So a huge argument has broken out in the first Evicting Nana thread with everyone, in fine libertarian tradition, labelling everyone else a socialist. I am reminded of a comment made the previous time we had this argument by “MemoryVault”.
Can we clear up a misconception you both seem to be suffering? In Australia, Age Pensions, bona-fide Widow’s Pensions, bona-fide Invalid Pensions (now Disability Payments), and Orphans Payments are NOT “welfare”. Okay?
Many, many decades ago, politicians more intelligent than the ones we have today, legislated for the introduction of a compulsory superannuation scheme to cover these payments. Every working Australian had 9% of their gross wages deducted, along with their income tax, from every pay, which was forwarded along with their tax, to the Australian Tax Office.
Up until and including 1971, the annual tax return form was titled “Income Tax and Compulsory Superannuation Scheme Return for the Financial Year xxxx-xxxx”, or words to that effect, in much the same way as today’s forms reference the Medicare Levy. In 1972 the reference to the compulsory Superannuation Scheme was dropped from the form, but TO THIS DAY that 9% compulsory “contribution” continues to be part of what is deducted as “income tax”.
At the time I tried to follow up on that argument – but only found this explanation of the pre-1980s/1990s position:
Traditionally, the main source of government provision for retirement income in Australia has been a flat-rate age pension, which provides a means-tested payment generally indexed to 25 percent of average weekly earnings. This pension has existed for several decades and will remain in place as a safety net for those who do not accumulate sufficient private provision under the new system. The pension is funded from general government revenue and has never been contributory or related to an individual’s previous income. Although the pension is means tested and, in that sense, regarded as a safety net, it is currently the main source of income for more than 60 percent of retirees.
That does seem to contradict MemoryVault’s version of events, but I suspect there is some fiscal illusion going on. I have heard the “I’ve paid my taxes all my life and now the government is paying me back” argument from too many people to simply dismiss it. Peter Saunders described this as being the “piggy bank” theory of welfare. Can anyone provide further information on this point?
So I’m wondering if that sort of argument was historically common in Australia to justify high marginal tax rates?
The other thing that I have found is that the primary residence has been excluded from means testing since, at least, 1947.

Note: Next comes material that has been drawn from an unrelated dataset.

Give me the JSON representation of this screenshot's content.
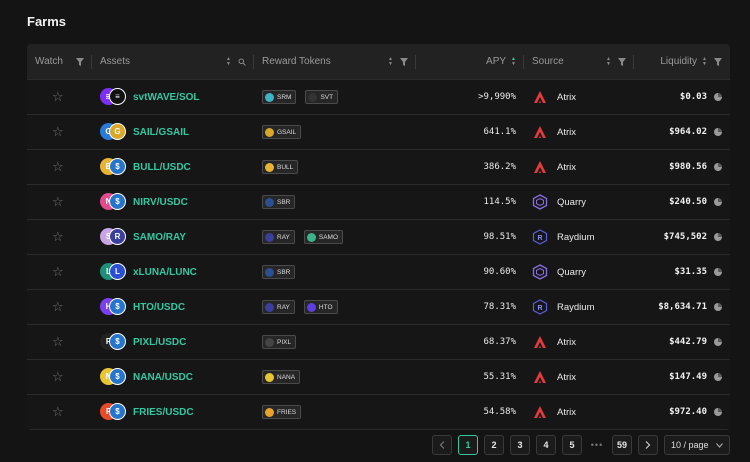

In the computation of the value of property for the purposes of this Part-
(a) there shall be disregarded-
(i) the value of any property which is owned by a claimant or pensioner or by his spouse and is
the permanent home of the claimant or pensioner
It isn’t clear why that exemption was first introduced – but I suspect politicians were sensible enough not to want to be evicting the elderly from their home then. At the same time the age pension may have been more tightly targeted than it is now.
Update: Squirrel draws our attention to the 1988 ABS Yearbook.
There was a further development of specific relevance to social security in 1945. The Commonwealth split the personal income tax into two components. One, the social services contribution, was to be used exclusively to finance social security cash payments. Revenue from the contribution was paid into the National Welfare Fund, from which all such cash payments were to be made, but there was no link between personal contributions and entitlements. The fund was supplemented by subventions from payroll tax and general revenue. In the event, the social services contribution was again merged into a single personal income tax in 1950. All cash payments are now made direct from general revenue.
I have also found a One Nation document (that may or may not be accurate in its detail) that corroborates MemoryVault’s version of the story:
1945 also saw the introduction of PAYE and the Social Services Contribution Assessment Act 1945-1947.
This collection was made easy by inclusion on the Income Tax Return Form. This procedure was followed until 1965 when the Social Services Contribution was dropped. The Levy was not. Incomes were rising towards 1950 and minor changes were made which allowed the decrease in the rate of progression on several occasions whilst the maximum of contribution was raised in July 1949.
Under Menzies tax reform package, the contribution and tax collection merged. This was brought about by Act #52 of 1950. The government could now impose taxation as far down the income scale as the Social Services Contribution.
The National Welfare Act#65 of 1954 decreed that appropriation would be made out of consolidated revenue which would be equal to the amount paid out of the National Welfare Fund. Thus it put to rest the idea that people were contributing to their age pension which was to be paid as their right without any means test.